[Component data from apps and pages]
---------------
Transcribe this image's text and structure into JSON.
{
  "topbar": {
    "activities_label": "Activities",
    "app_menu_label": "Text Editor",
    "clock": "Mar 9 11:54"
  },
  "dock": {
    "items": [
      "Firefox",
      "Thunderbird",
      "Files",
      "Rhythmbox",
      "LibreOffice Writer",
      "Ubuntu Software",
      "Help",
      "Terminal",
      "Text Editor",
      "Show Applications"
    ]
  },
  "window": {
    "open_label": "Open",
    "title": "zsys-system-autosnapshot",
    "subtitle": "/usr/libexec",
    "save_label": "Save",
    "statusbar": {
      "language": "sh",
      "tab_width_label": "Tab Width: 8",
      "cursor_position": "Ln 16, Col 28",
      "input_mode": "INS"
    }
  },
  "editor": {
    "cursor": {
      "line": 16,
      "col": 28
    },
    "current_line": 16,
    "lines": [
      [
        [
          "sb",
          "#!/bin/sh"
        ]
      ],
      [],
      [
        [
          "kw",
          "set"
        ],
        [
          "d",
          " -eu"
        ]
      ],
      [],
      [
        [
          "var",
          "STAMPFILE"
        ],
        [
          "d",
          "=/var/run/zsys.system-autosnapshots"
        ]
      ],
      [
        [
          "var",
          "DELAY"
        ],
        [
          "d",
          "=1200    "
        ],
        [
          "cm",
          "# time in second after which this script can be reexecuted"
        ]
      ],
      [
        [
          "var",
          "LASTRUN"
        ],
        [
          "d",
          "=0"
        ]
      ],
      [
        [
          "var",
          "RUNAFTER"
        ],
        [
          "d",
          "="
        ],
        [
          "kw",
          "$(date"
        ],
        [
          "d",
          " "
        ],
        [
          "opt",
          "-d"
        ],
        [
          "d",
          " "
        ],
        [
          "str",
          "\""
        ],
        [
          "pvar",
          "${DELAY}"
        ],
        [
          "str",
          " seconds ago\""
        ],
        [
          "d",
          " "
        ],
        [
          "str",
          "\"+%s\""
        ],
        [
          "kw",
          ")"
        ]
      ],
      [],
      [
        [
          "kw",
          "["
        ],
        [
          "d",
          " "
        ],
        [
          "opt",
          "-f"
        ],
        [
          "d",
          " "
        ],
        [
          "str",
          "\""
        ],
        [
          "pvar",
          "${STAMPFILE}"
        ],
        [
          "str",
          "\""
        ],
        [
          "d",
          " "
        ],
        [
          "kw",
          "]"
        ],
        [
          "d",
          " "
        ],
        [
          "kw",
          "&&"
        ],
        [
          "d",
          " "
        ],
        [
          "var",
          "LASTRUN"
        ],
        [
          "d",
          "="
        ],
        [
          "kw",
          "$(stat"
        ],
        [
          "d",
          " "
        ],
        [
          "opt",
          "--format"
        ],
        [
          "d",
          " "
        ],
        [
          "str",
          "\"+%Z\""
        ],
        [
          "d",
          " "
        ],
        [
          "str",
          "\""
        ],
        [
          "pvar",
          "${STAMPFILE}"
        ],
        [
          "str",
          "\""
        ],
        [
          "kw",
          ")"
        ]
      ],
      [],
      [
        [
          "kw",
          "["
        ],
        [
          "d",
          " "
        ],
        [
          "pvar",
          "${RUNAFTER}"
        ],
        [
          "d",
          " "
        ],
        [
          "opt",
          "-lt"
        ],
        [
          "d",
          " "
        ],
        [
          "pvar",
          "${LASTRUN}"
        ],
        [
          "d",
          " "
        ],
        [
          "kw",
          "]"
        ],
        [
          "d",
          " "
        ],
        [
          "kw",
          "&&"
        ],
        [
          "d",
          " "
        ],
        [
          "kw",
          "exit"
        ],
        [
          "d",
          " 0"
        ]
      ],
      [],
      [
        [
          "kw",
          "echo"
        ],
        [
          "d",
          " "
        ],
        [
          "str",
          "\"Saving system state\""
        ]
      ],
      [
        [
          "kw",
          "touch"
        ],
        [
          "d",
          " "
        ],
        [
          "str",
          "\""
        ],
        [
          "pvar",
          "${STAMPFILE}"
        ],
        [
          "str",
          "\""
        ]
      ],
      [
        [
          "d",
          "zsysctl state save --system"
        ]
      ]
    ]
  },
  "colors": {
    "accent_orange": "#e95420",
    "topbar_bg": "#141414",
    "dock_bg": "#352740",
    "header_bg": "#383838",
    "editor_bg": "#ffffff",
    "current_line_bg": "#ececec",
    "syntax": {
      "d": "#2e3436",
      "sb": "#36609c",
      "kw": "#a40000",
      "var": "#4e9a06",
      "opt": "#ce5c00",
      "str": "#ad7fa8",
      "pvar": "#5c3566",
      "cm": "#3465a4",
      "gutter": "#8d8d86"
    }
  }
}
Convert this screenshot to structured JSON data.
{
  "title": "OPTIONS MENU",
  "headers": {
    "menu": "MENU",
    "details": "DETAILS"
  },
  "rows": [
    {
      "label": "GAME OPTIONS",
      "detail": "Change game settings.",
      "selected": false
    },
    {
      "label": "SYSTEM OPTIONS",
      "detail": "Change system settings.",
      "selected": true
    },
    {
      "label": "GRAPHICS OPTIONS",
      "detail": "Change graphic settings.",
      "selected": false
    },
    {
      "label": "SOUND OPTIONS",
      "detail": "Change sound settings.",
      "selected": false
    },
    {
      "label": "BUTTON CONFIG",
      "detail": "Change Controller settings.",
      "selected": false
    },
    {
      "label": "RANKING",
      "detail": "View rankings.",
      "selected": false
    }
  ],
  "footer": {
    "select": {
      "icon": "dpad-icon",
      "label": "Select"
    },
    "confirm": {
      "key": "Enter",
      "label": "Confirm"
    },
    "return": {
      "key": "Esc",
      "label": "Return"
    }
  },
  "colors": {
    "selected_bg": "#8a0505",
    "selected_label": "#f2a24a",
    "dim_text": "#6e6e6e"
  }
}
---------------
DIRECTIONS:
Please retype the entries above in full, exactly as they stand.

RESPONSE AREA:
Transcribe this image's text and structure into JSON.
{
  "topbar": {
    "activities_label": "Activities",
    "app_menu_label": "Text Editor",
    "clock": "Mar 9 11:54"
  },
  "dock": {
    "items": [
      "Firefox",
      "Thunderbird",
      "Files",
      "Rhythmbox",
      "LibreOffice Writer",
      "Ubuntu Software",
      "Help",
      "Terminal",
      "Text Editor",
      "Show Applications"
    ]
  },
  "window": {
    "open_label": "Open",
    "title": "zsys-system-autosnapshot",
    "subtitle": "/usr/libexec",
    "save_label": "Save",
    "statusbar": {
      "language": "sh",
      "tab_width_label": "Tab Width: 8",
      "cursor_position": "Ln 16, Col 28",
      "input_mode": "INS"
    }
  },
  "editor": {
    "cursor": {
      "line": 16,
      "col": 28
    },
    "current_line": 16,
    "lines": [
      [
        [
          "sb",
          "#!/bin/sh"
        ]
      ],
      [],
      [
        [
          "kw",
          "set"
        ],
        [
          "d",
          " -eu"
        ]
      ],
      [],
      [
        [
          "var",
          "STAMPFILE"
        ],
        [
          "d",
          "=/var/run/zsys.system-autosnapshots"
        ]
      ],
      [
        [
          "var",
          "DELAY"
        ],
        [
          "d",
          "=1200    "
        ],
        [
          "cm",
          "# time in second after which this script can be reexecuted"
        ]
      ],
      [
        [
          "var",
          "LASTRUN"
        ],
        [
          "d",
          "=0"
        ]
      ],
      [
        [
          "var",
          "RUNAFTER"
        ],
        [
          "d",
          "="
        ],
        [
          "kw",
          "$(date"
        ],
        [
          "d",
          " "
        ],
        [
          "opt",
          "-d"
        ],
        [
          "d",
          " "
        ],
        [
          "str",
          "\""
        ],
        [
          "pvar",
          "${DELAY}"
        ],
        [
          "str",
          " seconds ago\""
        ],
        [
          "d",
          " "
        ],
        [
          "str",
          "\"+%s\""
        ],
        [
          "kw",
          ")"
        ]
      ],
      [],
      [
        [
          "kw",
          "["
        ],
        [
          "d",
          " "
        ],
        [
          "opt",
          "-f"
        ],
        [
          "d",
          " "
        ],
        [
          "str",
          "\""
        ],
        [
          "pvar",
          "${STAMPFILE}"
        ],
        [
          "str",
          "\""
        ],
        [
          "d",
          " "
        ],
        [
          "kw",
          "]"
        ],
        [
          "d",
          " "
        ],
        [
          "kw",
          "&&"
        ],
        [
          "d",
          " "
        ],
        [
          "var",
          "LASTRUN"
        ],
        [
          "d",
          "="
        ],
        [
          "kw",
          "$(stat"
        ],
        [
          "d",
          " "
        ],
        [
          "opt",
          "--format"
        ],
        [
          "d",
          " "
        ],
        [
          "str",
          "\"+%Z\""
        ],
        [
          "d",
          " "
        ],
        [
          "str",
          "\""
        ],
        [
          "pvar",
          "${STAMPFILE}"
        ],
        [
          "str",
          "\""
        ],
        [
          "kw",
          ")"
        ]
      ],
      [],
      [
        [
          "kw",
          "["
        ],
        [
          "d",
          " "
        ],
        [
          "pvar",
          "${RUNAFTER}"
        ],
        [
          "d",
          " "
        ],
        [
          "opt",
          "-lt"
        ],
        [
          "d",
          " "
        ],
        [
          "pvar",
          "${LASTRUN}"
        ],
        [
          "d",
          " "
        ],
        [
          "kw",
          "]"
        ],
        [
          "d",
          " "
        ],
        [
          "kw",
          "&&"
        ],
        [
          "d",
          " "
        ],
        [
          "kw",
          "exit"
        ],
        [
          "d",
          " 0"
        ]
      ],
      [],
      [
        [
          "kw",
          "echo"
        ],
        [
          "d",
          " "
        ],
        [
          "str",
          "\"Saving system state\""
        ]
      ],
      [
        [
          "kw",
          "touch"
        ],
        [
          "d",
          " "
        ],
        [
          "str",
          "\""
        ],
        [
          "pvar",
          "${STAMPFILE}"
        ],
        [
          "str",
          "\""
        ]
      ],
      [
        [
          "d",
          "zsysctl state save --system"
        ]
      ]
    ]
  },
  "colors": {
    "accent_orange": "#e95420",
    "topbar_bg": "#141414",
    "dock_bg": "#352740",
    "header_bg": "#383838",
    "editor_bg": "#ffffff",
    "current_line_bg": "#ececec",
    "syntax": {
      "d": "#2e3436",
      "sb": "#36609c",
      "kw": "#a40000",
      "var": "#4e9a06",
      "opt": "#ce5c00",
      "str": "#ad7fa8",
      "pvar": "#5c3566",
      "cm": "#3465a4",
      "gutter": "#8d8d86"
    }
  }
}
Convert this screenshot to structured JSON data.
{
  "title": "OPTIONS MENU",
  "headers": {
    "menu": "MENU",
    "details": "DETAILS"
  },
  "rows": [
    {
      "label": "GAME OPTIONS",
      "detail": "Change game settings.",
      "selected": false
    },
    {
      "label": "SYSTEM OPTIONS",
      "detail": "Change system settings.",
      "selected": true
    },
    {
      "label": "GRAPHICS OPTIONS",
      "detail": "Change graphic settings.",
      "selected": false
    },
    {
      "label": "SOUND OPTIONS",
      "detail": "Change sound settings.",
      "selected": false
    },
    {
      "label": "BUTTON CONFIG",
      "detail": "Change Controller settings.",
      "selected": false
    },
    {
      "label": "RANKING",
      "detail": "View rankings.",
      "selected": false
    }
  ],
  "footer": {
    "select": {
      "icon": "dpad-icon",
      "label": "Select"
    },
    "confirm": {
      "key": "Enter",
      "label": "Confirm"
    },
    "return": {
      "key": "Esc",
      "label": "Return"
    }
  },
  "colors": {
    "selected_bg": "#8a0505",
    "selected_label": "#f2a24a",
    "dim_text": "#6e6e6e"
  }
}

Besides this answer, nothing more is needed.